As severe as the global financial crisis now is, it does not pose an existential threat to the U.S. Through fits and starts we will sort out the best way to revive the country’s economic engine. Mistakes can be tolerated, however painful. The same may not be true with matters of national security.
Although President George W. Bush has accomplished more in the way of missile defense than his predecessors—including Ronald Reagan—he will leave office with only a rudimentary system designed to stop a handful of North Korean missiles launched at our West Coast. Barack Obama will become commander in chief of a country essentially undefended against Russian, Chinese, Iranian or ship-launched terrorist missiles. This is not acceptable.
The attacks of Sept. 11, 2001, have proven how vulnerable we are. On that day, Islamic terrorists flew planes into our buildings. It is not unreasonable to believe that if they obtain nuclear weapons, they might use them to destroy us. And yet too many policy makers have rejected three basic facts about our position in the world today:
First, as the defender of the Free World, the U.S. will be the target of destruction or, more likely, strategic marginalization by Russia, China and the radical Islamic world.
Second, this marginalization and threat of destruction is possible because the U.S. is not so powerful that it can dictate military and political affairs to the world whenever it wants. The U.S. has the nuclear capability to vanquish any foe, but is not likely to use it except as a last resort.
Third, America will remain in a condition of strategic vulnerability as long as it fails to build defenses against the most powerful political and military weapons arrayed against us: ballistic missiles with nuclear warheads. Such missiles can be used to destroy our country, blackmail or paralyze us.
Any consideration of how best to provide for the common defense must begin by acknowledging these facts.
Consider Iran. For the past decade, Iran—with the assistance of Russia, China and North Korea—has been developing missile technology. Iranian Defense Minister Ali Shamkhani announced in 2004 their ability to mass produce the Shahab-3 missile capable of carrying a lethal payload to Israel or—if launched from a ship—to an American city.
The current controversy over Iran’s nuclear production is really about whether it is capable of producing nuclear warheads. This possibility is made more urgent by Iranian President Mahmoud Ahmadinejad’s statement in 2005: “Is it possible for us to witness a world without America and Zionism? But you had best know that this slogan and this goal are attainable, and surely can be achieved.”
Mr. Ahmadinejad takes seriously, even if the average Iranian does not, radical Islam’s goal of converting, subjugating or destroying the infidel peoples—first and foremost the citizens of the U.S. and Israel. Even after 9/11, we appear not to take that threat seriously.
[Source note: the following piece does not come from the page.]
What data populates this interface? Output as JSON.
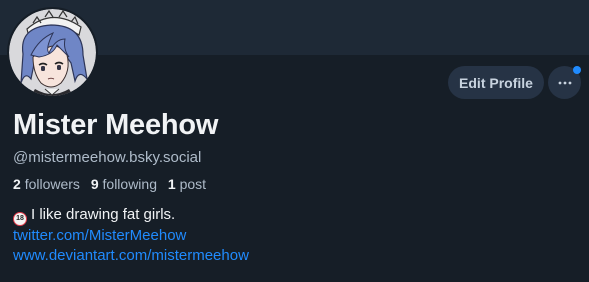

We should.
Think about this scenario: An ordinary-looking freighter ship heading toward New York or Los Angeles launches a missile from its hull or from a canister lowered into the sea. It hits a densely populated area. A million people are incinerated. The ship is then sunk. No one claims responsibility. There is no firm evidence as to who sponsored the attack, and thus no one against whom to launch a counterstrike.
But as terrible as that scenario sounds, there is one that is worse. Let us say the freighter ship launches a nuclear-armed Shahab-3 missile off the coast of the U.S. and the missile explodes 300 miles over Chicago. The nuclear detonation in space creates an electromagnetic pulse (EMP).
Gamma rays from the explosion, through the Compton Effect, generate three classes of disruptive electromagnetic pulses, which permanently destroy consumer electronics, the electronics in some automobiles and, most importantly, the hundreds of large transformers that distribute power throughout the U.S. All of our lights, refrigerators, water-pumping stations, TVs and radios stop running. We have no communication and no ability to provide food and water to 300 million Americans.
This is what is referred to as an EMP attack, and such an attack would effectively throw America back technologically into the early 19th century. It would require the Iranians to be able to produce a warhead as sophisticated as we expect the Russians or the Chinese to possess. But that is certainly attainable. Common sense would suggest that, absent food and water, the number of people who could die of deprivation and as a result of social breakdown might run well into the millions.
Let us be clear. A successful EMP attack on the U.S. would have a dramatic effect on the country, to say the least. Even one that only affected part of the country would cripple the economy for years. Dropping nuclear weapons on or retaliating against whoever caused the attack would not help. And an EMP attack is not far-fetched.
Twice in the last eight years, in the Caspian Sea, the Iranians have tested their ability to launch ballistic missiles in a way to set off an EMP. The congressionally mandated EMP Commission, with some of America’s finest scientists, has released its findings and issued two separate reports, the most recent in April, describing the devastating effects of such an attack on the U.S.
The only solution to this problem is a robust, multilayered missile-defense system. The most effective layer in this system is in space, using space-based interceptors that destroy an enemy warhead in its ascent phase when it is easily identifiable, slower, and has not yet deployed decoys. We know it can work from tests conducted in the early 1990s. We have the technology. What we lack is the political will to make it a reality.
An EMP attack is not one from which America could recover as we did after Pearl Harbor. Such an attack might mean the end of the United States and most likely the Free World. It is of the highest priority to have a president and policy makers not merely acknowledge the problem, but also make comprehensive missile defense a reality as soon as possible.
Mr. Kennedy is president of the Claremont Institute and a member of the Independent Working Group on Missile Defense.